## Exercise directions
Report how many lines in the entries below have the word "icon" in them, and give no other words.

*** Data excerpts ***

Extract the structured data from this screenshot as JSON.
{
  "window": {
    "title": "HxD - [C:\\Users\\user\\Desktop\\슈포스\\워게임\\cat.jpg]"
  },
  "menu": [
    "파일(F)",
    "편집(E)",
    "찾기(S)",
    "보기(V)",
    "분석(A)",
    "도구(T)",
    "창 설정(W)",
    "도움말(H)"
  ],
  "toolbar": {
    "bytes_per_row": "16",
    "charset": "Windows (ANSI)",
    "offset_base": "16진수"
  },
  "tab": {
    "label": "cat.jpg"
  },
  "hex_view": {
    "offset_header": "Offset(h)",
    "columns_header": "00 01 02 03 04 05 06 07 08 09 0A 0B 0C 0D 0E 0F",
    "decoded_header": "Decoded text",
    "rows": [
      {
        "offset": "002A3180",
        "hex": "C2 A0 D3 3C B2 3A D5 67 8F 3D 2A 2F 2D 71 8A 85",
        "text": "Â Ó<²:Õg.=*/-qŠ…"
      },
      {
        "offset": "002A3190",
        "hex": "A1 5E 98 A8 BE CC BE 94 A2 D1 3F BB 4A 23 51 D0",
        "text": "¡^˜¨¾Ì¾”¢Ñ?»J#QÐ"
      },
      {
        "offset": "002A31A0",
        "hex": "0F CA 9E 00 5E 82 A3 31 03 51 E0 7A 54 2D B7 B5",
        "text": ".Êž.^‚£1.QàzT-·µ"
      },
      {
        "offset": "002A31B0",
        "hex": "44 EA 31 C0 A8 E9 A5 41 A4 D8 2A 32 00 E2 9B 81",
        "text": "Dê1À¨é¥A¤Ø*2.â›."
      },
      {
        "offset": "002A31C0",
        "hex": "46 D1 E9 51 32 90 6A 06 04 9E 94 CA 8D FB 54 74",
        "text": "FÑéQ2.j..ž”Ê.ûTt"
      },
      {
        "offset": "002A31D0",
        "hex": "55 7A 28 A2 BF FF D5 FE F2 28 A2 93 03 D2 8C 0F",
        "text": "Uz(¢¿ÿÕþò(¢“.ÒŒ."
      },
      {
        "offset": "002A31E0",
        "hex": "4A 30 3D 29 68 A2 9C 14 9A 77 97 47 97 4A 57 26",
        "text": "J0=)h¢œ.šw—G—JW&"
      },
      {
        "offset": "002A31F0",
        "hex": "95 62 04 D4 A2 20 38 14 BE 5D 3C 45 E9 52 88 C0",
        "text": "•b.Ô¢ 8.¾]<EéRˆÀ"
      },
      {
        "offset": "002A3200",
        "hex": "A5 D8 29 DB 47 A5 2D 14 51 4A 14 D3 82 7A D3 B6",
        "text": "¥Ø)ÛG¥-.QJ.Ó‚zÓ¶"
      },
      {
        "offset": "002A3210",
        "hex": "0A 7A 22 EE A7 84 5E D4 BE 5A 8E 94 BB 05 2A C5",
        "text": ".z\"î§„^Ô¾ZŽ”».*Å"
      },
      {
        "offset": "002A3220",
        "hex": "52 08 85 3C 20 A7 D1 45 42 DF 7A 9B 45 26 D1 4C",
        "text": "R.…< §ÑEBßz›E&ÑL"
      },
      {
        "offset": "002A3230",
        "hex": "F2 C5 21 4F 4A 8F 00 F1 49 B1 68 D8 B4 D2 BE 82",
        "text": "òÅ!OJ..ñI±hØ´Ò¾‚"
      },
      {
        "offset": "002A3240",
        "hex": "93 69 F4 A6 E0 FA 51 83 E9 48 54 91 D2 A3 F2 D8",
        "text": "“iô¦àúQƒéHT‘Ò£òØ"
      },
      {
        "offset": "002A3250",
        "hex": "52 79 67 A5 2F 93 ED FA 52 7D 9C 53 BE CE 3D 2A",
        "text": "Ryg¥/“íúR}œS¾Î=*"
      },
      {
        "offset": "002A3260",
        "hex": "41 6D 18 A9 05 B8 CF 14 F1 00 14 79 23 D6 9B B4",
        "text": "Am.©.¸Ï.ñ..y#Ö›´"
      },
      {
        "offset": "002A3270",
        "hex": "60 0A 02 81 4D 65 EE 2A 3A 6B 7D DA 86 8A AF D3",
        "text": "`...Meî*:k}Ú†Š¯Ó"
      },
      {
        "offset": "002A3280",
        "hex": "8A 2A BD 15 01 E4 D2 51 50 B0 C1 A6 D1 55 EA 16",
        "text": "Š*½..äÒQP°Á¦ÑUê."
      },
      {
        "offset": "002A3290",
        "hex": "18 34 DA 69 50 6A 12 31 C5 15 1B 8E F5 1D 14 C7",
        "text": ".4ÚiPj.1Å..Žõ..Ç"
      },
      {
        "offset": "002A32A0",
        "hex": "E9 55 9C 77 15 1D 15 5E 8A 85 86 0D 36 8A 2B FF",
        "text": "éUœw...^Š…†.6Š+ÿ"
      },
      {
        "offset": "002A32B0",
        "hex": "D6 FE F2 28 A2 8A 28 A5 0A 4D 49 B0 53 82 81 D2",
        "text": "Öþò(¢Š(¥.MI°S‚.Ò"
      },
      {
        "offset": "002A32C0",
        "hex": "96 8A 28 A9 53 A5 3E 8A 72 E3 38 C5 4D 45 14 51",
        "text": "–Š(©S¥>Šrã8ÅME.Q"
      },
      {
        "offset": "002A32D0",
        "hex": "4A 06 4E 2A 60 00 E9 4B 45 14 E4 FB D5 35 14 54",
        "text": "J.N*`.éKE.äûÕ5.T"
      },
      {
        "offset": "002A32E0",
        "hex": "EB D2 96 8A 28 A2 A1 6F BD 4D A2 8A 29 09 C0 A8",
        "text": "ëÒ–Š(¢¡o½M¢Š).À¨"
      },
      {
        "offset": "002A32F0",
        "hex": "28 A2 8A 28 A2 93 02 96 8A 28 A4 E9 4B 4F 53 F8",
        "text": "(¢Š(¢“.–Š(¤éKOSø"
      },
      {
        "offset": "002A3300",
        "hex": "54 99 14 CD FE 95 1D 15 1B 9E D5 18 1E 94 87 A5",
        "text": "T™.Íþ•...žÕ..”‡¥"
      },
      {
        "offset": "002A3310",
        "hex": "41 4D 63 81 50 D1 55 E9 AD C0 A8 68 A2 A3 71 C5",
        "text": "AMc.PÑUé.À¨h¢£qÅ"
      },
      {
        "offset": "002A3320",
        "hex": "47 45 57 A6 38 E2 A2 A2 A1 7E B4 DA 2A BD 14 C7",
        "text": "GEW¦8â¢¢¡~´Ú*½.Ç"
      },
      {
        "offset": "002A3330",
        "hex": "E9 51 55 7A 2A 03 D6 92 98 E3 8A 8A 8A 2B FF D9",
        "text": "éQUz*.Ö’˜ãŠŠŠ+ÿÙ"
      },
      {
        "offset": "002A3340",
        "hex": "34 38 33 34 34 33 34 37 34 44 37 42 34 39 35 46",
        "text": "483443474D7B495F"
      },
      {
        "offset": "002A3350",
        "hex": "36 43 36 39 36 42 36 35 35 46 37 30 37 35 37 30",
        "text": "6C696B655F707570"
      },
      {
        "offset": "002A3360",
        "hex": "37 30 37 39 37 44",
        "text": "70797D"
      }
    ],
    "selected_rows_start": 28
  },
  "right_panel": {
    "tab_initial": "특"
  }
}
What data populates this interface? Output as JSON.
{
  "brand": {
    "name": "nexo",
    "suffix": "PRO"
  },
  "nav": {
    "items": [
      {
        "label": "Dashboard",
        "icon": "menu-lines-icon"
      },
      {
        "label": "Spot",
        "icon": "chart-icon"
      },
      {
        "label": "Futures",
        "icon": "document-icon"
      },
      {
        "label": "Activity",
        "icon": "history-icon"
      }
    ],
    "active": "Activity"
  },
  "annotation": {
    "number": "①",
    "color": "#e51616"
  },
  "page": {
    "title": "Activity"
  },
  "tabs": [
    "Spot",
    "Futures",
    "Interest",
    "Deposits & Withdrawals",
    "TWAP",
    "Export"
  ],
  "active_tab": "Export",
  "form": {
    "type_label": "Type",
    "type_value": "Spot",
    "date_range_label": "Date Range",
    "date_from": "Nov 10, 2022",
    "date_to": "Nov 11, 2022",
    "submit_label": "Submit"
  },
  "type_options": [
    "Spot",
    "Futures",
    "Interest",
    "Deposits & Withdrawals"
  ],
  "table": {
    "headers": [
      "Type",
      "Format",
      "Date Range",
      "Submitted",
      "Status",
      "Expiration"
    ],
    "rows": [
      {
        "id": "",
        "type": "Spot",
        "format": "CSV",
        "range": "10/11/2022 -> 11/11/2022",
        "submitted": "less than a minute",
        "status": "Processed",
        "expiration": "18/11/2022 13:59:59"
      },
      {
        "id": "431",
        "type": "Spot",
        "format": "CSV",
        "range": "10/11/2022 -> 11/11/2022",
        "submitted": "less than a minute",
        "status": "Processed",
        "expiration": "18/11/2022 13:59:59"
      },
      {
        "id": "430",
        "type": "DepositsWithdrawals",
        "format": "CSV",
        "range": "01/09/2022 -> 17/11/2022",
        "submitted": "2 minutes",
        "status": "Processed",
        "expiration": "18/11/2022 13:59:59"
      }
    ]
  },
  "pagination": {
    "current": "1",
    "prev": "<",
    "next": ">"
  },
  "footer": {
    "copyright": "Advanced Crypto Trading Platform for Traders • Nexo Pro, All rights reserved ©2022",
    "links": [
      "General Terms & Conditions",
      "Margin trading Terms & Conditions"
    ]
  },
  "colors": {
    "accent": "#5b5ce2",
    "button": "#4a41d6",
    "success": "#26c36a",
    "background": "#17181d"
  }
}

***

## Result of the exercise
4